Would you retype every line below without changing anything?

▶ **The input**
╭──
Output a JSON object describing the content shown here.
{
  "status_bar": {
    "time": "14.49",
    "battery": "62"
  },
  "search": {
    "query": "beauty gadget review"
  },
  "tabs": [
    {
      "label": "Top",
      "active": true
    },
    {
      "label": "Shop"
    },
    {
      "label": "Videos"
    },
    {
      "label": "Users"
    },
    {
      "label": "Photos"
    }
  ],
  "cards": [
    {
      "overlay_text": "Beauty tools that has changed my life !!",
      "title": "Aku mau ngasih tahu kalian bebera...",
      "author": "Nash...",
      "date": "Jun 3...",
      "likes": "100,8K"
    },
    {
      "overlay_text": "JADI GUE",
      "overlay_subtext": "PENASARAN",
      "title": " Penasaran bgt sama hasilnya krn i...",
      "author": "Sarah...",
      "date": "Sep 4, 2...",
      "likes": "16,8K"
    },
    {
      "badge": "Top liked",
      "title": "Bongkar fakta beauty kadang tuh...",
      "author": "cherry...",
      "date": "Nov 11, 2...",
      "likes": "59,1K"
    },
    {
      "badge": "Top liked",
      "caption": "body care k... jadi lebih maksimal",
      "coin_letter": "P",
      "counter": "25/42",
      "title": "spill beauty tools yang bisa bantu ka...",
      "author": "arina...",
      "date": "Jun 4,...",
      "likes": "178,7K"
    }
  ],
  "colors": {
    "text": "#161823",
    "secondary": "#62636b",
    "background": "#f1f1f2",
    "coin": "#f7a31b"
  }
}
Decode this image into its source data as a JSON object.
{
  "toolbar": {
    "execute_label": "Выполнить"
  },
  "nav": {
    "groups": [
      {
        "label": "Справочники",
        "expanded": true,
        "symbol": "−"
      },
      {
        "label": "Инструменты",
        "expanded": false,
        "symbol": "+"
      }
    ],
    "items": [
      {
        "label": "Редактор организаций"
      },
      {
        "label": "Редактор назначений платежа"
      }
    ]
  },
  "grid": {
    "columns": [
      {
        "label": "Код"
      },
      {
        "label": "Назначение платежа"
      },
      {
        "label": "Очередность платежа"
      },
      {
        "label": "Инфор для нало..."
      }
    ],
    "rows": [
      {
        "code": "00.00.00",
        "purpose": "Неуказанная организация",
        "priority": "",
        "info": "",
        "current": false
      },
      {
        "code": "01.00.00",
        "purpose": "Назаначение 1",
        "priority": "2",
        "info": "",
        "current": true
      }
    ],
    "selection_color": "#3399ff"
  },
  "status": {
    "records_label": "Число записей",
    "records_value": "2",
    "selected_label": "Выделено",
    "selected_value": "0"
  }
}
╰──
▶ **Result of the exercise**
Output a JSON object describing the content shown here.
{
  "status_bar": {
    "time": "14.49",
    "battery": "62"
  },
  "search": {
    "query": "beauty gadget review"
  },
  "tabs": [
    {
      "label": "Top",
      "active": true
    },
    {
      "label": "Shop"
    },
    {
      "label": "Videos"
    },
    {
      "label": "Users"
    },
    {
      "label": "Photos"
    }
  ],
  "cards": [
    {
      "overlay_text": "Beauty tools that has changed my life !!",
      "title": "Aku mau ngasih tahu kalian bebera...",
      "author": "Nash...",
      "date": "Jun 3...",
      "likes": "100,8K"
    },
    {
      "overlay_text": "JADI GUE",
      "overlay_subtext": "PENASARAN",
      "title": " Penasaran bgt sama hasilnya krn i...",
      "author": "Sarah...",
      "date": "Sep 4, 2...",
      "likes": "16,8K"
    },
    {
      "badge": "Top liked",
      "title": "Bongkar fakta beauty kadang tuh...",
      "author": "cherry...",
      "date": "Nov 11, 2...",
      "likes": "59,1K"
    },
    {
      "badge": "Top liked",
      "caption": "body care k... jadi lebih maksimal",
      "coin_letter": "P",
      "counter": "25/42",
      "title": "spill beauty tools yang bisa bantu ka...",
      "author": "arina...",
      "date": "Jun 4,...",
      "likes": "178,7K"
    }
  ],
  "colors": {
    "text": "#161823",
    "secondary": "#62636b",
    "background": "#f1f1f2",
    "coin": "#f7a31b"
  }
}
Decode this image into its source data as a JSON object.
{
  "toolbar": {
    "execute_label": "Выполнить"
  },
  "nav": {
    "groups": [
      {
        "label": "Справочники",
        "expanded": true,
        "symbol": "−"
      },
      {
        "label": "Инструменты",
        "expanded": false,
        "symbol": "+"
      }
    ],
    "items": [
      {
        "label": "Редактор организаций"
      },
      {
        "label": "Редактор назначений платежа"
      }
    ]
  },
  "grid": {
    "columns": [
      {
        "label": "Код"
      },
      {
        "label": "Назначение платежа"
      },
      {
        "label": "Очередность платежа"
      },
      {
        "label": "Инфор для нало..."
      }
    ],
    "rows": [
      {
        "code": "00.00.00",
        "purpose": "Неуказанная организация",
        "priority": "",
        "info": "",
        "current": false
      },
      {
        "code": "01.00.00",
        "purpose": "Назаначение 1",
        "priority": "2",
        "info": "",
        "current": true
      }
    ],
    "selection_color": "#3399ff"
  },
  "status": {
    "records_label": "Число записей",
    "records_value": "2",
    "selected_label": "Выделено",
    "selected_value": "0"
  }
}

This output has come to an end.